Gregory E. Smoak, Director, American West Center, University of Utah writes that, “Think Water Utah illustrates the value of public environmental history to inform public discourse and advocate for a more inclusive and sustainable future… In producing statewide programming, the project team knew we would have tell some unsettling stories and ask hard questions for the project to truly matter. There is a well-known adage in the American West, often spuriously attributed to Mark Twain, that whiskey is for drinking and water is for fighting over. Throw in the intertwined and divisive issues of urban population growth and climate change and things could get really tense. We knew that we must directly engage these topics, but that to do so ethically and fairly we must remain rigorous in our historical practice. If we were to advocate for good history and good science, we would have to get things right... I am proud that Think Water Utah has addressed environmental justice issues and responded to the climate emergency by advancing this critical conversation in communities across the state.”

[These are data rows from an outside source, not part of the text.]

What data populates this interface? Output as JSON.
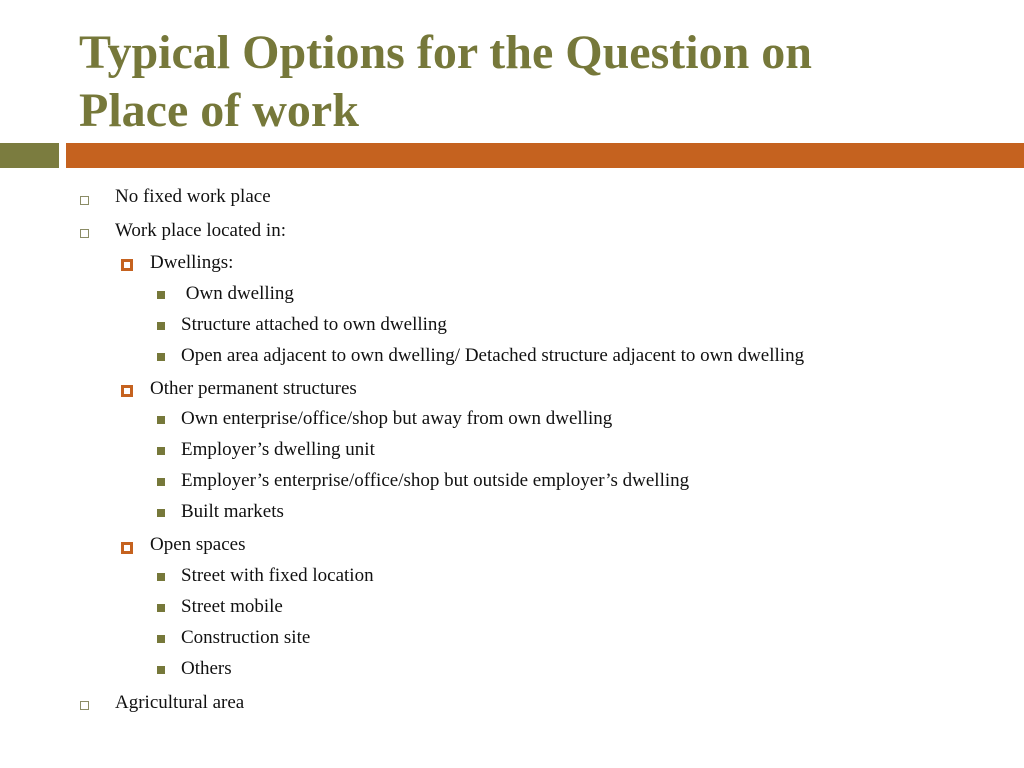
{
  "slide": {
    "title_lines": [
      "Typical Options for the Question on",
      "Place of work"
    ],
    "colors": {
      "title": "#76783a",
      "accent_green": "#7b7c3f",
      "accent_orange": "#c5621f"
    },
    "items": [
      {
        "level": 1,
        "text": "No fixed work place"
      },
      {
        "level": 1,
        "text": "Work place located in:"
      },
      {
        "level": 2,
        "text": "Dwellings:"
      },
      {
        "level": 3,
        "text": " Own dwelling"
      },
      {
        "level": 3,
        "text": "Structure attached to own dwelling"
      },
      {
        "level": 3,
        "text": "Open area adjacent to own dwelling/ Detached structure adjacent to own dwelling"
      },
      {
        "level": 2,
        "text": "Other permanent structures"
      },
      {
        "level": 3,
        "text": "Own enterprise/office/shop but away from own dwelling"
      },
      {
        "level": 3,
        "text": "Employer’s dwelling unit"
      },
      {
        "level": 3,
        "text": "Employer’s enterprise/office/shop but outside employer’s dwelling"
      },
      {
        "level": 3,
        "text": "Built markets"
      },
      {
        "level": 2,
        "text": "Open spaces"
      },
      {
        "level": 3,
        "text": "Street with fixed location"
      },
      {
        "level": 3,
        "text": "Street mobile"
      },
      {
        "level": 3,
        "text": "Construction site"
      },
      {
        "level": 3,
        "text": "Others"
      },
      {
        "level": 1,
        "text": "Agricultural area"
      }
    ]
  }
}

Matthew Basso, Public Historian and Professor of History at the University of Utah remarks on the statewide project by saying “In my nearly 20 years of experience as
a public historian in Utah, I can say without reservation that Think Water Utah is
one of the most impressive, far-reaching, expansive, and important public history
projects to take place in the state over that period. As the news reminds us virtually
every day, there is, arguably, no more important topic in Utah right now than water.
I am utterly certain that Think Water Utah did our state a profound service by adding
complexity to conversations on this subject. In addition to facilitating a far more educated populace, they left yet another lasting legacy: a corps of far better-trained local public historians who will continue to serve Utah communities across the state.”
Megan van Frank, Director of the Center for Community Heritage at Utah Humanities, who coordinated the Think Water Utah statewide project, says “This teamwork between national, state, and local organizations benefits everyone. Strengthening museums through this type of collaboration helps preserve and share Utah history, and demonstrates how an understanding of the past is absolutely crucial to the important conversations we are having today in our communities. Plus, all this, in the middle of a pandemic! I could not be more grateful to all of our project partners for our work together. Thanks to the Board of Utah Division of State History for this recognition of our efforts and impact.”
By Deena Pyle | firstname.lastname@example.org | November 10, 2022